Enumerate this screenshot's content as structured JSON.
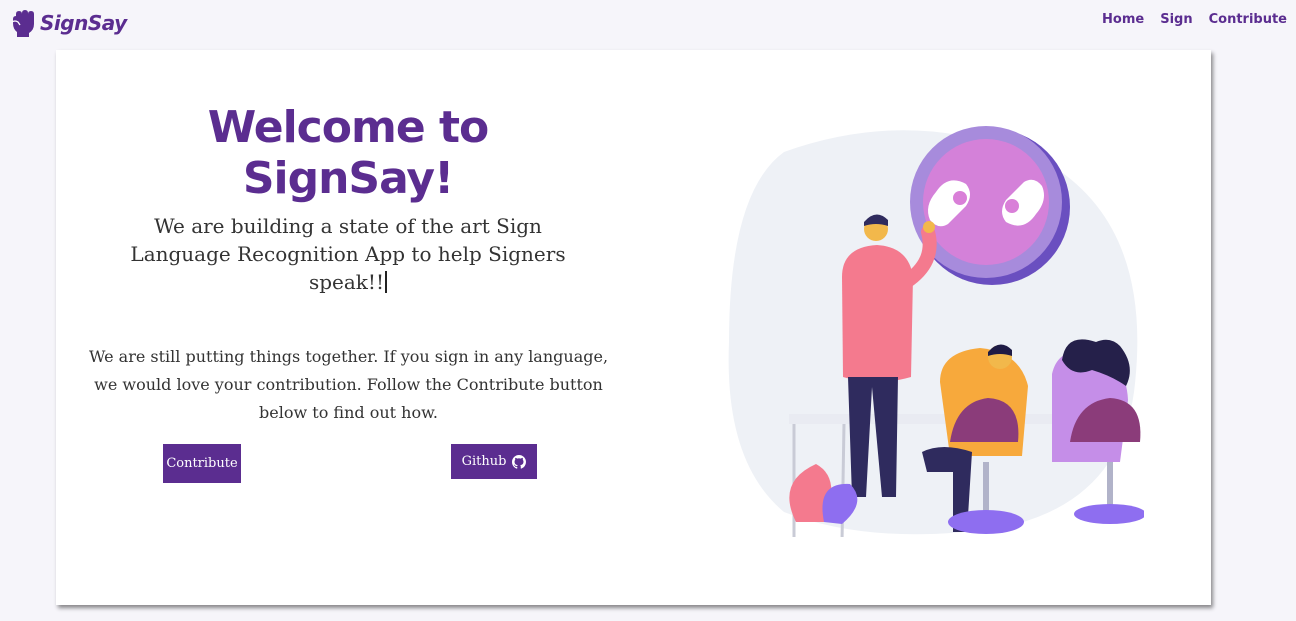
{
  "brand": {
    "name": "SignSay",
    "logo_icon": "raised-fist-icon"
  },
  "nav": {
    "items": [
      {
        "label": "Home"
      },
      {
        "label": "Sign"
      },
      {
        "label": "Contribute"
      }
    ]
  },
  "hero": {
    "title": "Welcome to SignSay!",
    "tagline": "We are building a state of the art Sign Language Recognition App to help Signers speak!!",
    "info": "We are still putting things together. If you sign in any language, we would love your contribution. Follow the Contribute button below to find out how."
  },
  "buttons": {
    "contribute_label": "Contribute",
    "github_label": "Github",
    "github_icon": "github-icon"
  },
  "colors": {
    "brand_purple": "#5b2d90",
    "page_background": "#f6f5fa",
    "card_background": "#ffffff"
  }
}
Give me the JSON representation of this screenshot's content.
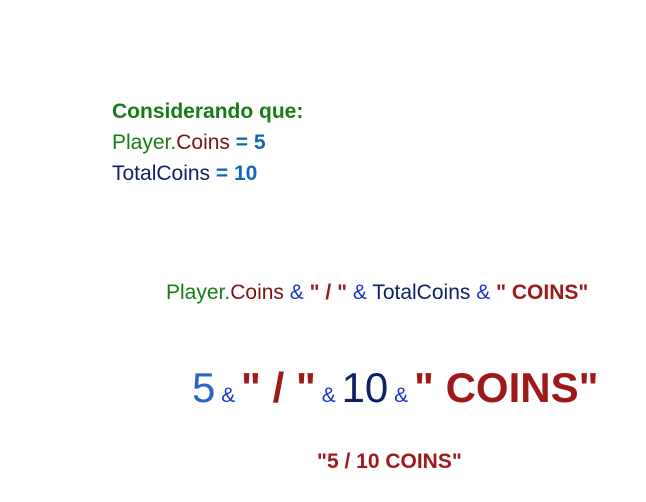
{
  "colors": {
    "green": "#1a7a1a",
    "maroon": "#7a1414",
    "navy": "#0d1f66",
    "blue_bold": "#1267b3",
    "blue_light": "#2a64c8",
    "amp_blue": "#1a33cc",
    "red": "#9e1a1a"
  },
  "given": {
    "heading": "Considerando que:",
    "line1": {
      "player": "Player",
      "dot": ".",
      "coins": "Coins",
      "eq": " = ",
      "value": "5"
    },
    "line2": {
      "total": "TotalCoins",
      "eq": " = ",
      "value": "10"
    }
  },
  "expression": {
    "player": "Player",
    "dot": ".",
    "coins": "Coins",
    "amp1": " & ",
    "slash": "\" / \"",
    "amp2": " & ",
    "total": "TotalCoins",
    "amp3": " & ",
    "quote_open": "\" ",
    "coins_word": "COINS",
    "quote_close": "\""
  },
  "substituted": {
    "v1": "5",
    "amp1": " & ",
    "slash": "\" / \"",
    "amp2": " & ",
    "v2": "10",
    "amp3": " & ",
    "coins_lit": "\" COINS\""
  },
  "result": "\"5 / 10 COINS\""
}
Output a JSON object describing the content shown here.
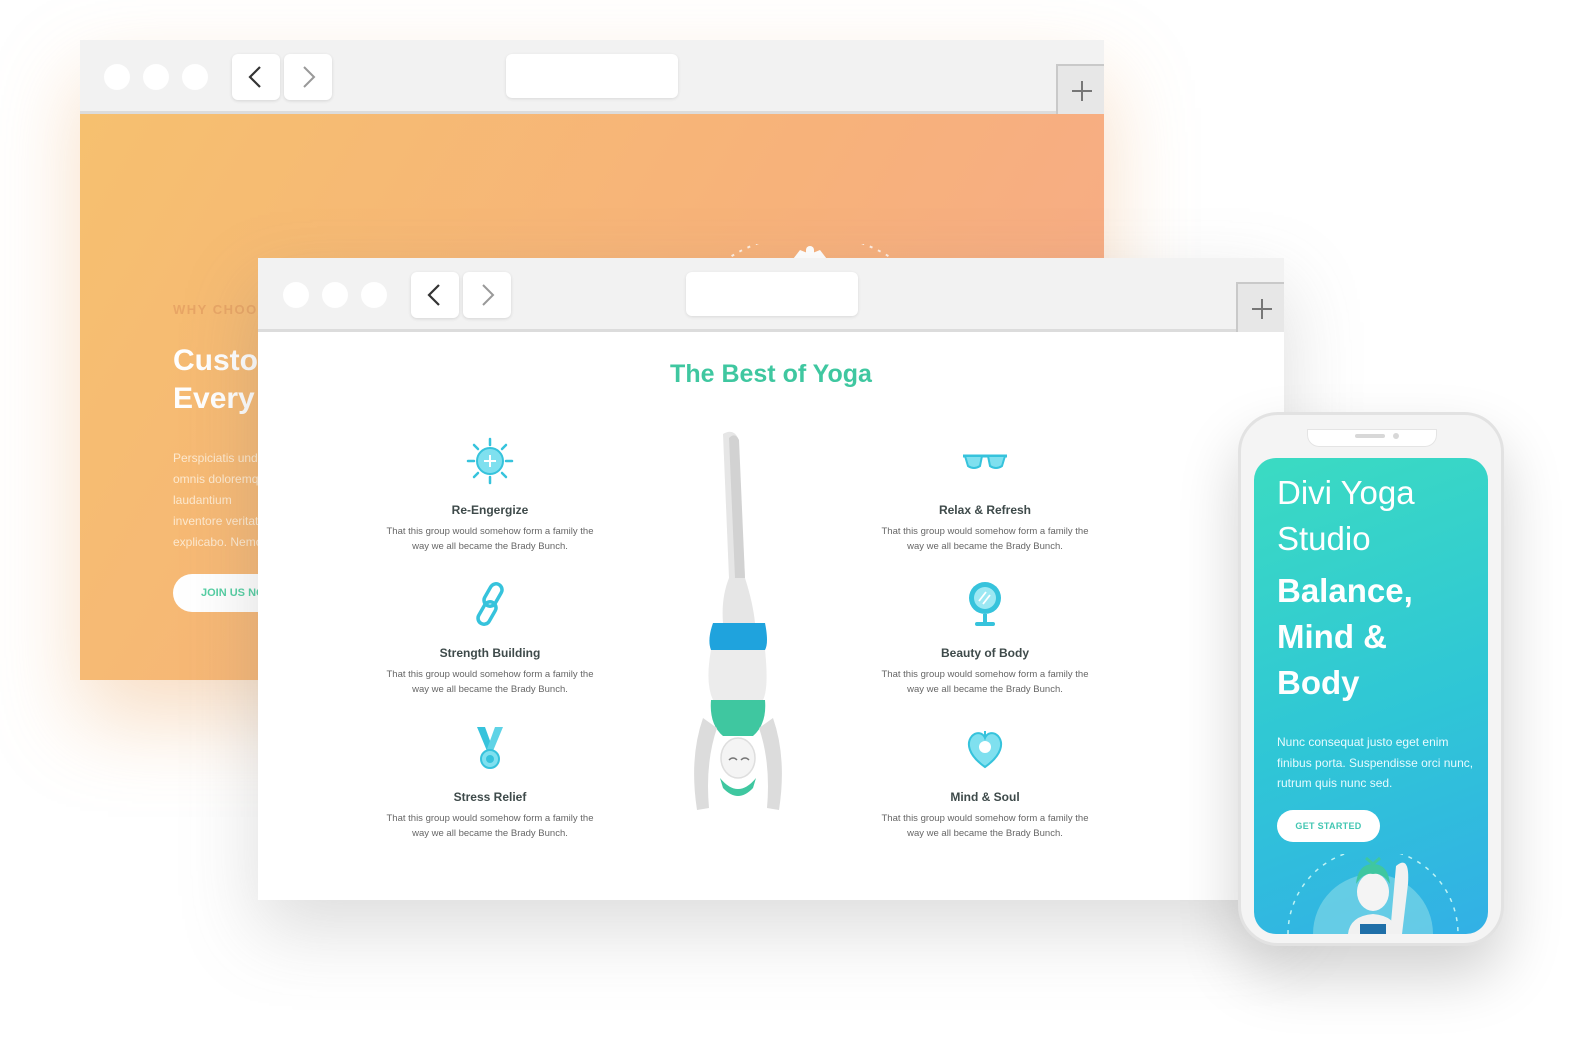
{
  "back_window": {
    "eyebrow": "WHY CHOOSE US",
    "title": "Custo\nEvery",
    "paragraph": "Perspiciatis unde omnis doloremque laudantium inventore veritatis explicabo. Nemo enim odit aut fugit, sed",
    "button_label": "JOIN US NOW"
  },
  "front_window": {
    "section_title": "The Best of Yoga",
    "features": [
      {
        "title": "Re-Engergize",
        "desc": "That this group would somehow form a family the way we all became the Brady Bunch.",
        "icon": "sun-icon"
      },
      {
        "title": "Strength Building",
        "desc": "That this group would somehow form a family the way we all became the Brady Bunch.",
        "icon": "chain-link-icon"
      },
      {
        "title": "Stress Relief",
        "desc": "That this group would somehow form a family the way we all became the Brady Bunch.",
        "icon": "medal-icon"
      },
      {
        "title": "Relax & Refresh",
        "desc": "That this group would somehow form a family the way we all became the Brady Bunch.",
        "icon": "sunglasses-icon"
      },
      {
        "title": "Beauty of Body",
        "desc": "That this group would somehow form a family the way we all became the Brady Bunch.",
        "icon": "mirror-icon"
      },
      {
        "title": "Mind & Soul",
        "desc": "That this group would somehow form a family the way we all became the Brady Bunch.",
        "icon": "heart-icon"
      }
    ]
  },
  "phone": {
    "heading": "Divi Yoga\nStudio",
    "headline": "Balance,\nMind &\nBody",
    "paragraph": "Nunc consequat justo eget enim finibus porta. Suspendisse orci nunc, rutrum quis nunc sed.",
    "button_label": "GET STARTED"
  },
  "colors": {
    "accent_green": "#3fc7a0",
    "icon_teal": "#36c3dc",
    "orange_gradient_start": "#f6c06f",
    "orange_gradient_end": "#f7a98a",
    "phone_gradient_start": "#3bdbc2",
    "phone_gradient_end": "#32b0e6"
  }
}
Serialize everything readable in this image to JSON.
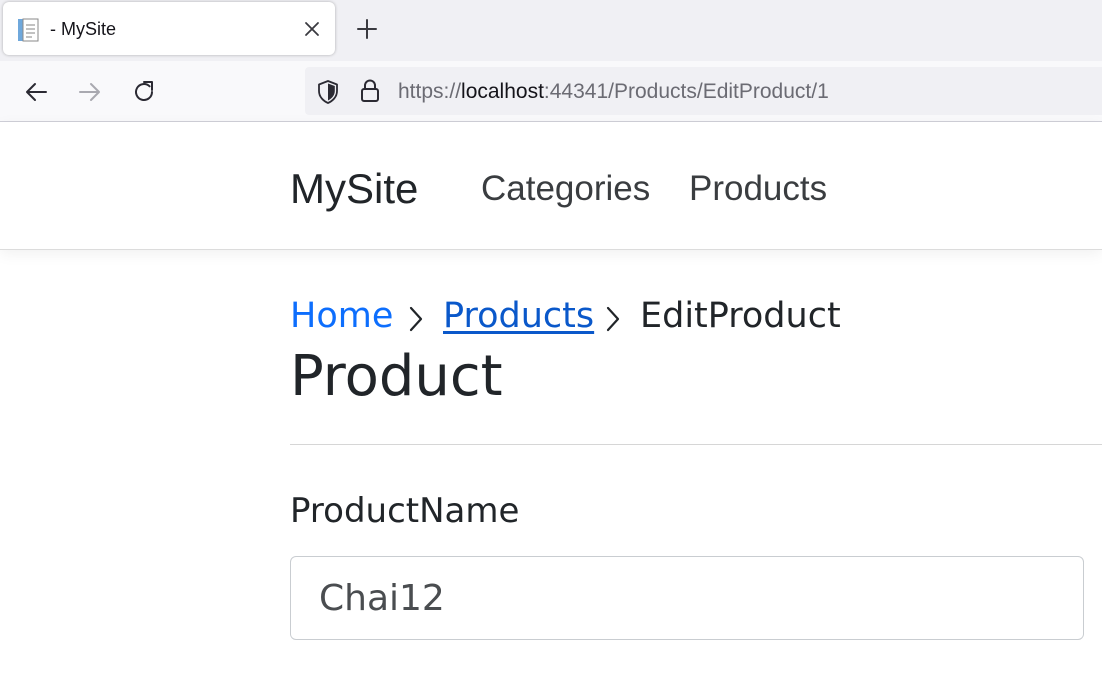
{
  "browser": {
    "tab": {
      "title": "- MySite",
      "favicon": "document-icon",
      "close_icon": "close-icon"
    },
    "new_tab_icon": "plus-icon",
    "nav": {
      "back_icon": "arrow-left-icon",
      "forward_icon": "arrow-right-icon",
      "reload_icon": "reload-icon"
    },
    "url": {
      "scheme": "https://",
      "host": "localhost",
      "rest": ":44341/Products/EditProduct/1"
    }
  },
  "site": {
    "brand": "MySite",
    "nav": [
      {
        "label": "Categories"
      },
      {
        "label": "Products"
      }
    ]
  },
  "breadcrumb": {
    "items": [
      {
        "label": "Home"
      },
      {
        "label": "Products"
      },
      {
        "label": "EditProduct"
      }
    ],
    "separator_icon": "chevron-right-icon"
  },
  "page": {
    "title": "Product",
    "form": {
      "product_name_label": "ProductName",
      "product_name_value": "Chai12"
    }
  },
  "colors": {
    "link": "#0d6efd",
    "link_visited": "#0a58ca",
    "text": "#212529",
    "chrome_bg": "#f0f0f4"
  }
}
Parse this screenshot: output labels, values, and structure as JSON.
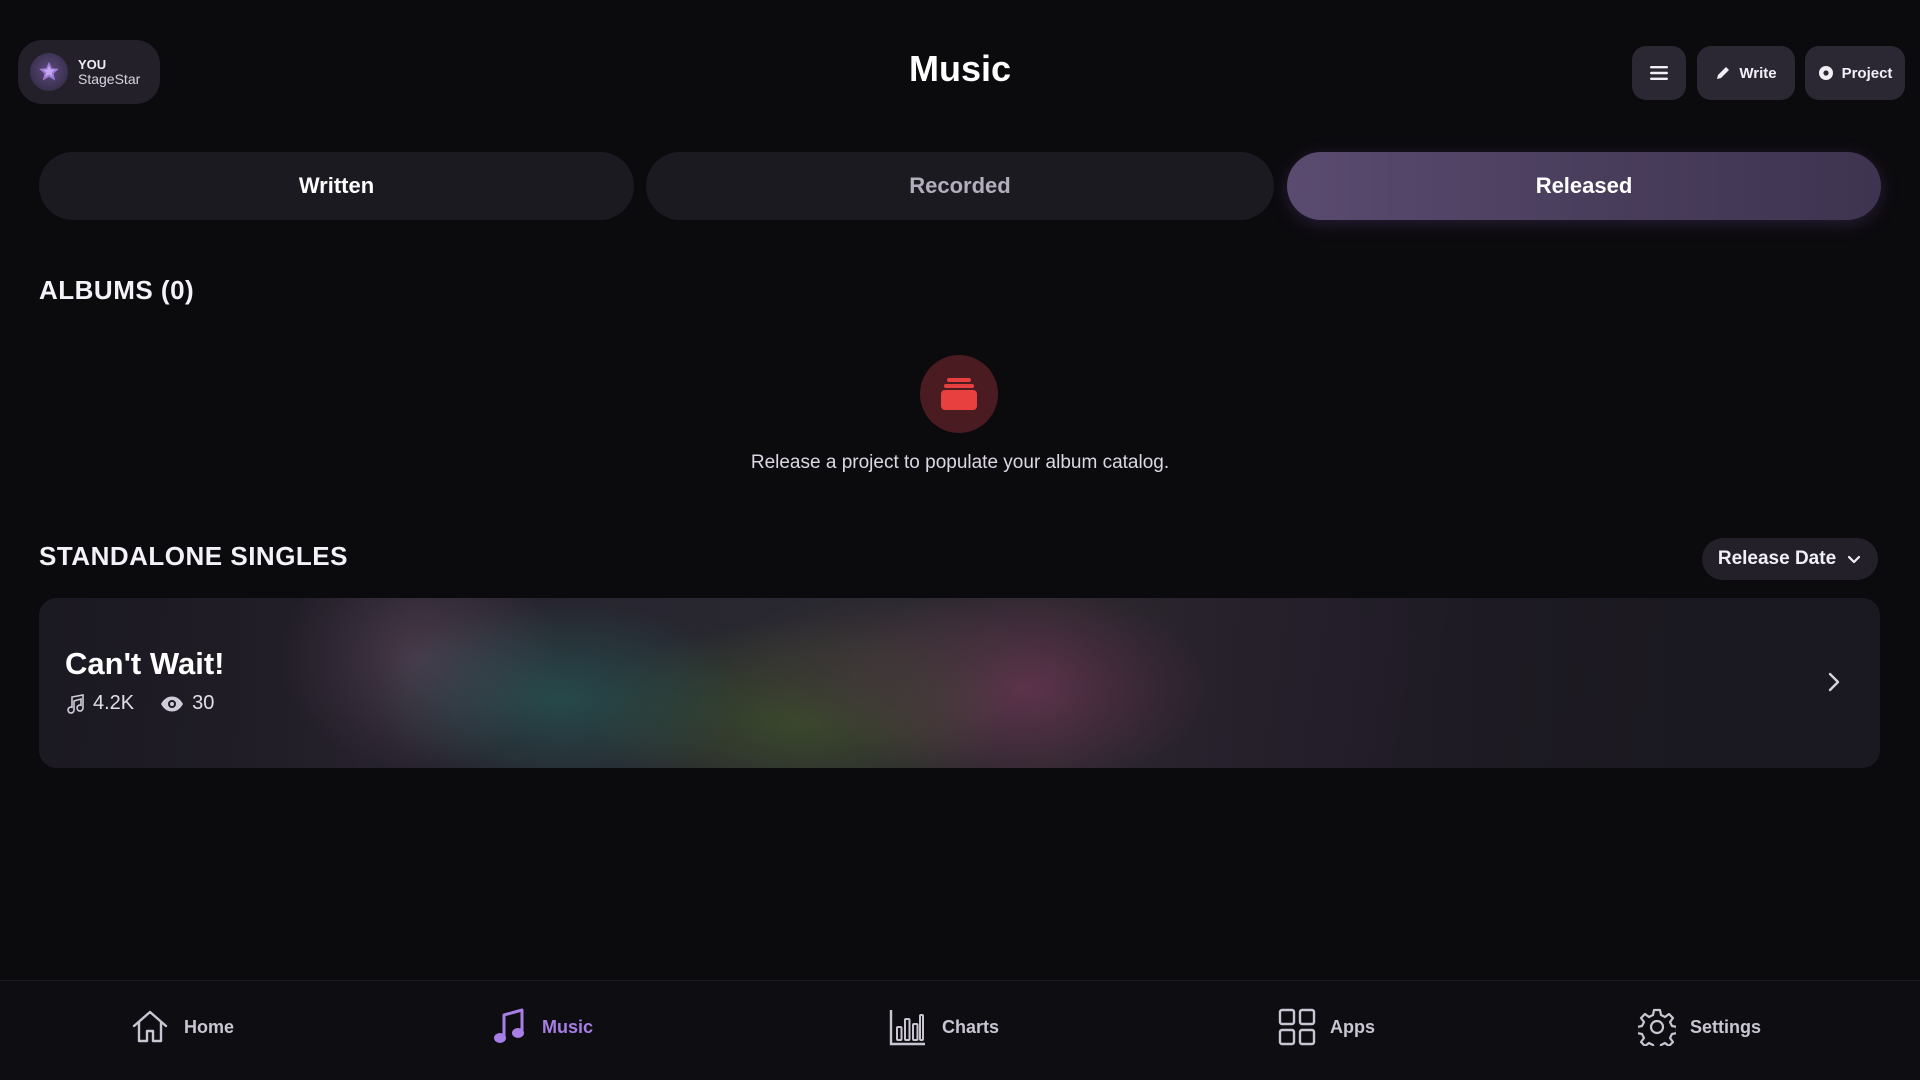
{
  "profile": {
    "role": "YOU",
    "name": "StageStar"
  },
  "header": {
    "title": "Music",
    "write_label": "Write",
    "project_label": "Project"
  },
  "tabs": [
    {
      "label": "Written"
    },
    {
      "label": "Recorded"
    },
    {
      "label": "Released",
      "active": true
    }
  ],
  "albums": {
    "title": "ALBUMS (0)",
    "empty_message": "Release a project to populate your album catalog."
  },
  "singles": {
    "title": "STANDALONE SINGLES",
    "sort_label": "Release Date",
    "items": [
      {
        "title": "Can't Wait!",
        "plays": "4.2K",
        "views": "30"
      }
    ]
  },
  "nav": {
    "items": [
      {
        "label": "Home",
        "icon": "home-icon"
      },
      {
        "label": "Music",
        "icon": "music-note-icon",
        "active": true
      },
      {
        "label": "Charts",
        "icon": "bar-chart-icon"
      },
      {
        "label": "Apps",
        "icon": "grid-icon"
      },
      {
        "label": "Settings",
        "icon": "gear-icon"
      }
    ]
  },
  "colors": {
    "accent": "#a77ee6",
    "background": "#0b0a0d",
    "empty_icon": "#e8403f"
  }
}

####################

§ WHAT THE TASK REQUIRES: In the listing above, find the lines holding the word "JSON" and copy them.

§ EXERCISE RESULT:
Enumerate this screenshot's content as structured JSON.
Give me the JSON representation of this screenshot's content.
Output a JSON object describing the content shown here.
Serialize everything readable in this image to JSON.
Parse this screenshot: output labels, values, and structure as JSON.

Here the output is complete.